The good news is, the problem isn’t with your heart. The bad news is, it’s your lungs. You also need these vital organs to survive, so don’t count your blessings just because your ticker is okay.
Pneumonia causes the tiny air sacs in your lungs to fill up with fluid, sometimes to the point where you can’t breathe. The illness connected to the current pandemic was originally called novel coronavirus-infected pneumonia because of the deadly results. The current COVID-19 moniker stands for coronavirus disease 2019 — yes, it’s been here for nearly a year, if not more.
Another non-heart-related cause of chest pain is bronchitis. Your bronchi are the tubes that carry air back and forth from your lungs. While many cases of the disease are acute, meaning they clear up, the condition can become chronic, which sometimes occurs in long-term smokers.
Anything that causes wheezing or shortness of breath lasting more than three weeks deserves the attention of a doctor. However, those with chronic bronchitis from smoking do face increased heart disease risks and should seek medical attention to rule out heart trouble.
Like any other area of your body, you can bruise your ribs. When this occurs, you’ll probably notice the blotch. However, you could have a small crack in one of these bones that only causes pain when you move a certain way.
Fortunately, doctors can detect broken ribs with an X-ray. Unfortunately, though, there isn’t much they can do to treat them other than keep you immobile. Since you have to breathe, expect the smallest cough or sneeze to bring agony until you heal.
Likewise, you could suffer injury to your muscles or the connective tissue holding your ribs in place. Your first seven ribs connect to your sternum through your costal cartilage, and if this becomes torn, it can feel like your chest ripping in two.

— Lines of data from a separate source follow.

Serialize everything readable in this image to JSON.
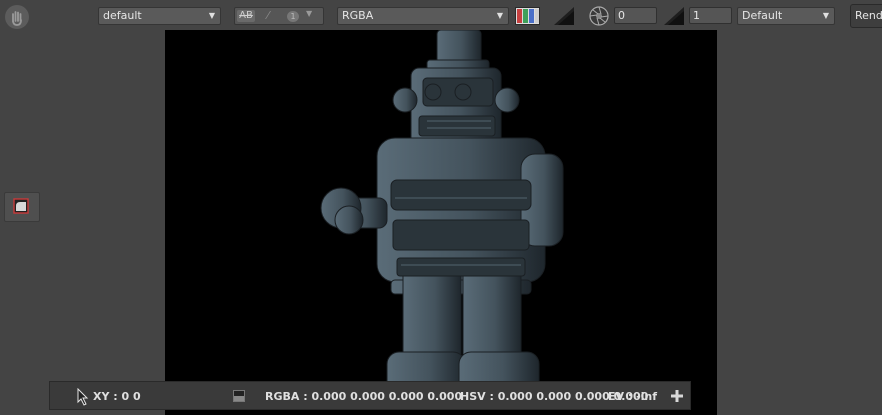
{
  "toolbar": {
    "display_select": "default",
    "compare_labels": {
      "ab": "AB",
      "wipe": "⁄",
      "index": "1"
    },
    "channel_select": "RGBA",
    "exposure_value": "0",
    "gamma_value": "1",
    "view_transform_select": "Default",
    "render_button": "Rend"
  },
  "status": {
    "xy": "XY : 0 0",
    "rgba": "RGBA : 0.000 0.000 0.000 0.000",
    "hsv": "HSV : 0.000 0.000 0.000 0.000",
    "ev": "EV : -inf"
  },
  "colors": {
    "background": "#444444",
    "viewport": "#000000",
    "robot": "#4a5b66",
    "channel_red": "#c64040",
    "channel_green": "#3fa05a",
    "channel_blue": "#4a6fc8"
  },
  "icons": [
    "hand-icon",
    "chevron-down-icon",
    "channel-bars-icon",
    "exposure-ramp-icon",
    "aperture-icon",
    "gamma-ramp-icon",
    "region-tool-icon",
    "cursor-icon",
    "swatch-icon",
    "plus-icon"
  ]
}
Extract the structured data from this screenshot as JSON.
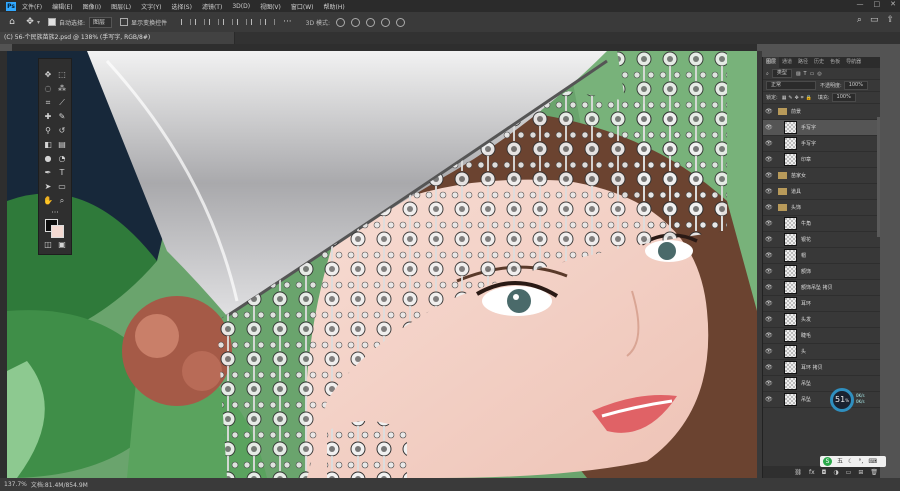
{
  "menu": {
    "logo": "Ps",
    "items": [
      "文件(F)",
      "编辑(E)",
      "图像(I)",
      "图层(L)",
      "文字(Y)",
      "选择(S)",
      "滤镜(T)",
      "3D(D)",
      "视图(V)",
      "窗口(W)",
      "帮助(H)"
    ],
    "minimize": "—",
    "maximize": "□",
    "close": "✕"
  },
  "options": {
    "home_icon": "home-icon",
    "move_icon": "move-icon",
    "auto_select_label": "自动选择:",
    "auto_select_value": "图层",
    "show_transform_label": "显示变换控件",
    "mode_label": "3D 模式:",
    "more": "···"
  },
  "document": {
    "tab_title": "(C) 56-个民族苗族2.psd @ 138% (手写字, RGB/8#)",
    "zoom": "137.7%",
    "doc_info": "文档:81.4M/854.9M"
  },
  "panel": {
    "tabs": [
      "图层",
      "通道",
      "路径",
      "历史",
      "色板",
      "导航器"
    ],
    "filter_label": "类型",
    "blend_mode": "正常",
    "opacity_label": "不透明度:",
    "opacity_value": "100%",
    "lock_label": "锁定:",
    "fill_label": "填充:",
    "fill_value": "100%",
    "layers": [
      {
        "name": "前景",
        "group": true
      },
      {
        "name": "手写字",
        "group": false,
        "selected": true
      },
      {
        "name": "手写字",
        "group": false
      },
      {
        "name": "印章",
        "group": false
      },
      {
        "name": "苗家女",
        "group": true
      },
      {
        "name": "道具",
        "group": true
      },
      {
        "name": "头饰",
        "group": true
      },
      {
        "name": "牛角",
        "group": false
      },
      {
        "name": "银花",
        "group": false
      },
      {
        "name": "帽",
        "group": false
      },
      {
        "name": "额饰",
        "group": false
      },
      {
        "name": "额饰吊坠 拷贝",
        "group": false
      },
      {
        "name": "耳环",
        "group": false
      },
      {
        "name": "头发",
        "group": false
      },
      {
        "name": "睫毛",
        "group": false
      },
      {
        "name": "头",
        "group": false
      },
      {
        "name": "耳环 拷贝",
        "group": false
      },
      {
        "name": "吊坠",
        "group": false
      },
      {
        "name": "吊坠",
        "group": false
      }
    ]
  },
  "widget": {
    "percent": "51",
    "unit": "%",
    "up": "0K/s",
    "down": "0K/s",
    "brand": "五"
  },
  "colors": {
    "foreground": "#0d0d0d",
    "background": "#f3d9d2",
    "accent": "#31a8ff"
  }
}
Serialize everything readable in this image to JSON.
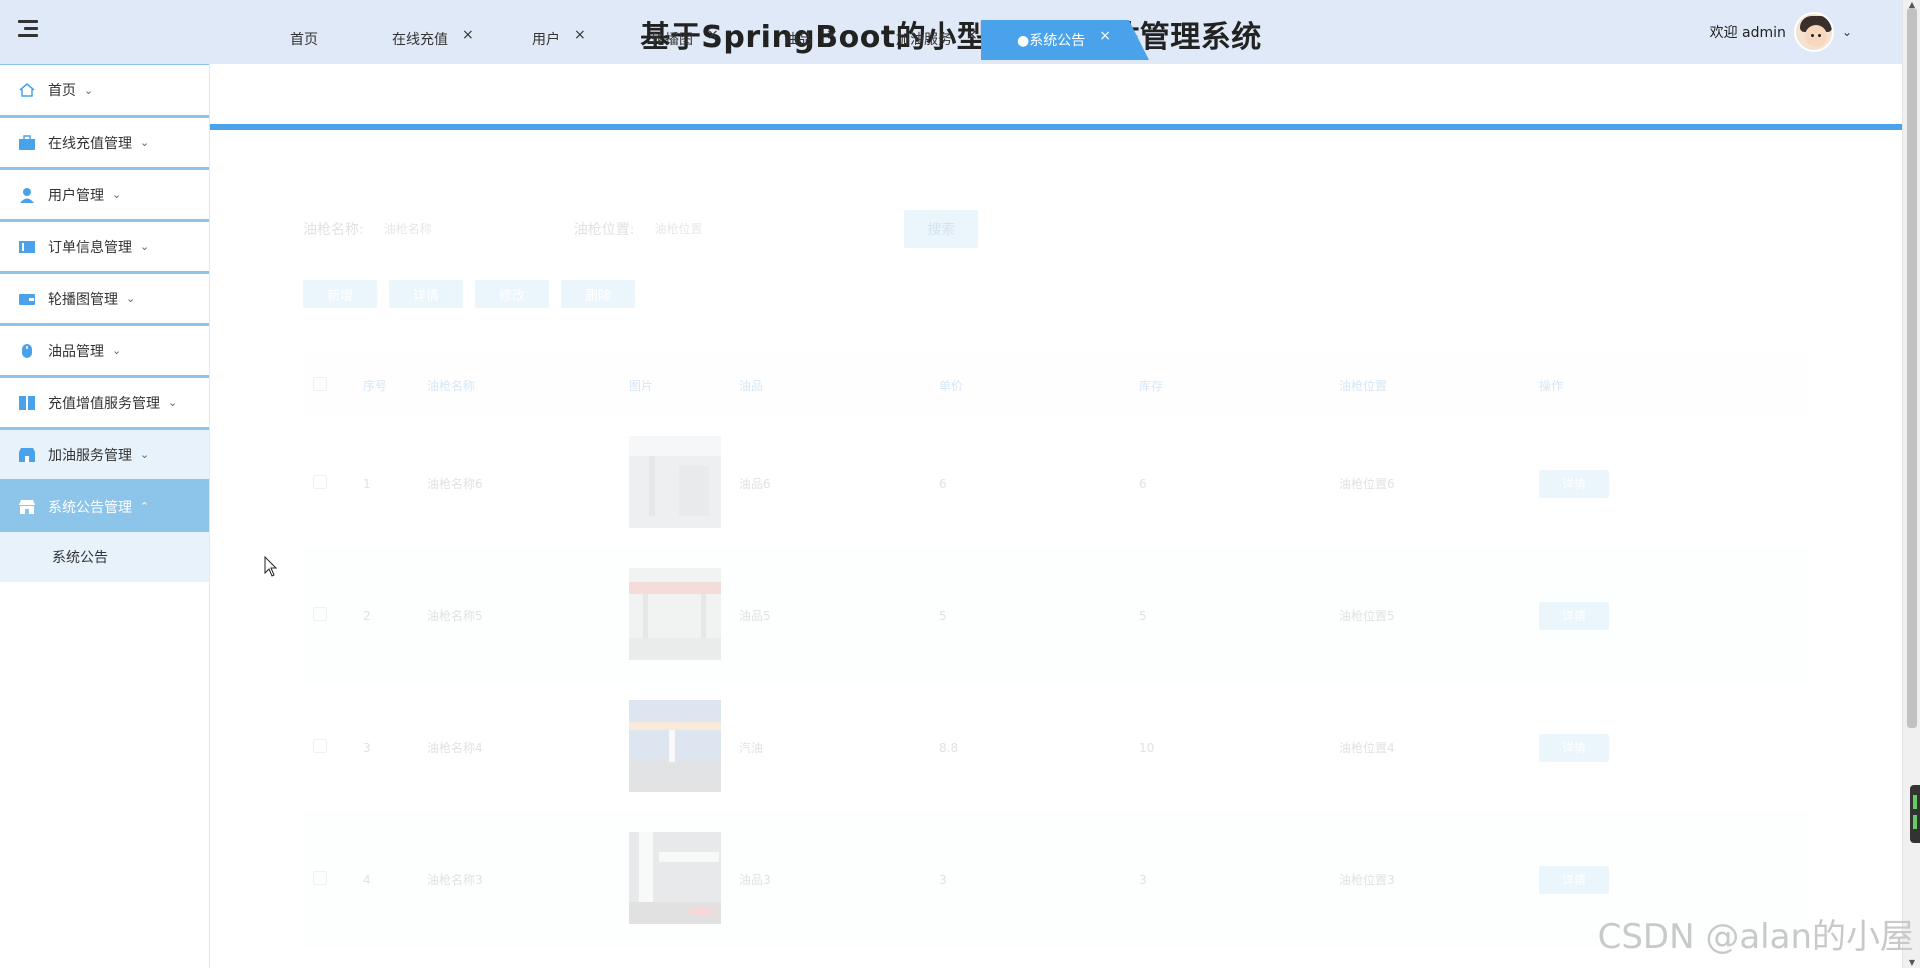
{
  "header": {
    "title": "基于SpringBoot的小型民营加油站管理系统",
    "welcome": "欢迎 admin"
  },
  "sidebar": {
    "items": [
      {
        "label": "首页",
        "icon": "home-icon"
      },
      {
        "label": "在线充值管理",
        "icon": "briefcase-icon"
      },
      {
        "label": "用户管理",
        "icon": "user-icon"
      },
      {
        "label": "订单信息管理",
        "icon": "order-icon"
      },
      {
        "label": "轮播图管理",
        "icon": "wallet-icon"
      },
      {
        "label": "油品管理",
        "icon": "mouse-icon"
      },
      {
        "label": "充值增值服务管理",
        "icon": "columns-icon"
      },
      {
        "label": "加油服务管理",
        "icon": "shop-icon"
      },
      {
        "label": "系统公告管理",
        "icon": "store-icon"
      }
    ],
    "sub_item": "系统公告"
  },
  "tabs": [
    {
      "label": "首页"
    },
    {
      "label": "在线充值",
      "close": "×"
    },
    {
      "label": "用户",
      "close": "×"
    },
    {
      "label": "轮播图",
      "close": "×"
    },
    {
      "label": "油品",
      "close": "×"
    },
    {
      "label": "加油服务",
      "close": "×"
    },
    {
      "label": "●系统公告",
      "close": "×"
    }
  ],
  "search": {
    "label1": "油枪名称:",
    "placeholder1": "油枪名称",
    "label2": "油枪位置:",
    "placeholder2": "油枪位置",
    "button": "搜索"
  },
  "actions": {
    "add": "新增",
    "detail": "详情",
    "edit": "修改",
    "delete": "删除"
  },
  "table": {
    "headers": {
      "index": "序号",
      "name": "油枪名称",
      "image": "图片",
      "oil": "油品",
      "price": "单价",
      "stock": "库存",
      "location": "油枪位置",
      "op": "操作"
    },
    "rows": [
      {
        "index": "1",
        "name": "油枪名称6",
        "oil": "油品6",
        "price": "6",
        "stock": "6",
        "location": "油枪位置6",
        "op": "详情"
      },
      {
        "index": "2",
        "name": "油枪名称5",
        "oil": "油品5",
        "price": "5",
        "stock": "5",
        "location": "油枪位置5",
        "op": "详情"
      },
      {
        "index": "3",
        "name": "油枪名称4",
        "oil": "汽油",
        "price": "8.8",
        "stock": "10",
        "location": "油枪位置4",
        "op": "详情"
      },
      {
        "index": "4",
        "name": "油枪名称3",
        "oil": "油品3",
        "price": "3",
        "stock": "3",
        "location": "油枪位置3",
        "op": "详情"
      }
    ]
  },
  "watermark": "CSDN @alan的小屋",
  "colors": {
    "header_bg": "#dfe9f7",
    "accent": "#4aa3ea",
    "menu_active": "#8cc4ea"
  }
}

Your chest pain might originate from going too hard on the bench press machine at the gym. If you suspect a muscular injury, give yourself time to heal. Make sure you build adequate rest time into your workout schedule if you perform vigorous activities.
Shingles arise from the same virus that causes chickenpox. However, unlike the milder childhood form of the disorder, this disease causes a patch of raised dots often on the side of your trunk. It is not contagious to those who have already had chickenpox, although it might cause the uninitiated to get the milder form.
Fortunately, you can now get a shingles vaccine. While there isn’t a single shot against chickenpox, the combination MMRV vaccine now prevents it.
Anyone who has ever experienced a panic attack knows the real physical misery these events cause. One of the problems with these episodes is differentiating between psychological terror and the physiological impact. Please seek medical attention if you are unsure — otherwise, the uncertainty could make the condition worse.
While you can’t prevent all panic attacks, stress management techniques can help. Adopt practices such as yoga and meditation to ease tension. Stay away from unhealthy substances like alcohol that promise temporary relief, but at a steep price.
Any unexplained causes of chest pain merit a run to the ER to rule out potential heart trouble. However, know your risk — if you have any of the above conditions, your ache might not have anything to do with your ticker.